Inspection to determine whether prevailing rate of wage being paid
- • civil action for failure to pay prevailing rate of wage or overtime
(1) At any reasonable time the Commissioner of the Bureau of Labor and Industries may enter the office or business establishment of any contractor or subcontractor performing public works and gather facts and information necessary to determine whether the prevailing rate of wage is actually being paid by such contractor or subcontractor to workers upon public works.
(2) Upon request by the commissioner, every contractor or subcontractor performing work on public works shall make available to the commissioner for inspection during normal business hours any payroll or other records in the possession or under the control of the contractor or subcontractor that are deemed necessary by the commissioner to determine whether the prevailing rate of wage is actually being paid by such contractor or subcontractor to workers upon public works. The commissioners request must be made a reasonable time in advance of the inspection.

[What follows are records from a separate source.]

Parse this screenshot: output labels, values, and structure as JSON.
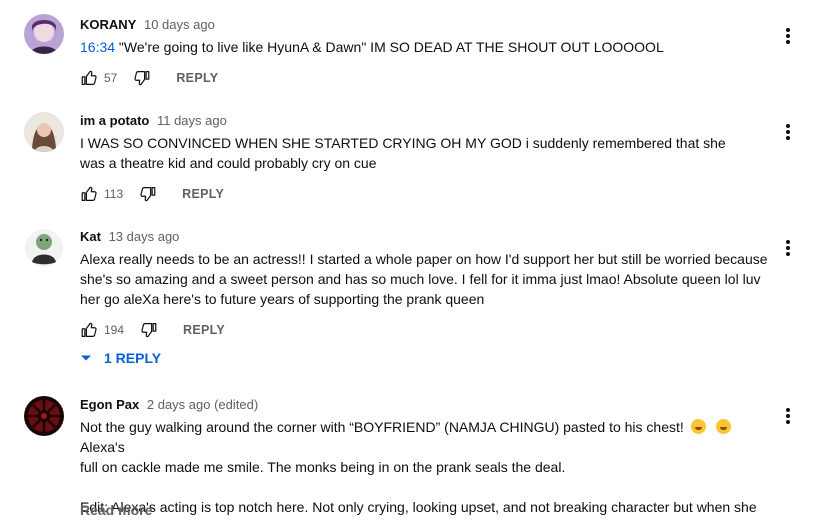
{
  "comments": [
    {
      "author": "KORANY",
      "time": "10 days ago",
      "timestamp_link": "16:34",
      "text": " \"We're going to live like HyunA & Dawn\" IM SO DEAD AT THE SHOUT OUT LOOOOOL",
      "likes": "57",
      "reply_label": "REPLY",
      "avatar_icon": "user-avatar-icon"
    },
    {
      "author": "im a potato",
      "time": "11 days ago",
      "text": "I WAS SO CONVINCED WHEN SHE STARTED CRYING OH MY GOD i suddenly remembered that she was a theatre kid and could probably cry on cue",
      "likes": "113",
      "reply_label": "REPLY",
      "avatar_icon": "user-avatar-icon"
    },
    {
      "author": "Kat",
      "time": "13 days ago",
      "text": "Alexa really needs to be an actress!!  I started a whole paper on how I'd support her but still be worried because she's so amazing and a sweet person and has so much love. I  fell for it imma just lmao! Absolute queen lol luv her go aleXa here's to future years of supporting the prank queen",
      "likes": "194",
      "reply_label": "REPLY",
      "replies_label": "1 REPLY",
      "avatar_icon": "user-avatar-icon"
    },
    {
      "author": "Egon Pax",
      "time": "2 days ago (edited)",
      "text_line1": "Not the guy walking around the corner with “BOYFRIEND” (NAMJA CHINGU) pasted to his chest!",
      "text_line1_end": "Alexa's",
      "text_line2": "full on cackle made me smile. The monks being in on the prank seals the deal.",
      "text_line3": "Edit: Alexa's acting is top notch here. Not only crying, looking upset, and not breaking character but when she …",
      "read_more": "Read more",
      "avatar_icon": "user-avatar-icon"
    }
  ],
  "icons": {
    "like": "thumbs-up-icon",
    "dislike": "thumbs-down-icon",
    "menu": "more-vert-icon",
    "expand": "chevron-down-icon",
    "emoji": "rolling-on-floor-laughing-emoji"
  },
  "colors": {
    "link": "#065fd4",
    "secondary_text": "#606060",
    "primary_text": "#0f0f0f"
  }
}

(3) Notwithstanding ORS 192.410 (Definitions for ORS 192.410 to 192.505) to 192.505 (Exempt and nonexempt public record to be separated), any record obtained or made by the commissioner under this section is not open to inspection by the public.
(4) The commissioner may, without necessity of an assignment, initiate legal proceedings against employers to enjoin future failures to pay required prevailing rates of wage or overtime pay and to require the payment of prevailing rates of wage or overtime pay due employees. The commissioner is entitled to recover, in addition to other costs, such sum as the court or judge may determine reasonable as attorney fees. If the commissioner does not prevail in the action, the commissioner shall pay all costs and disbursements from the Bureau of Labor and Industries Account. [2003 c.794 §170]
3 OregonLaws.org assembles these lists by analyzing references between Sections. Each listed item refers back to the current Section in its own text. The result reveals relationships in the code that may not have otherwise been apparent.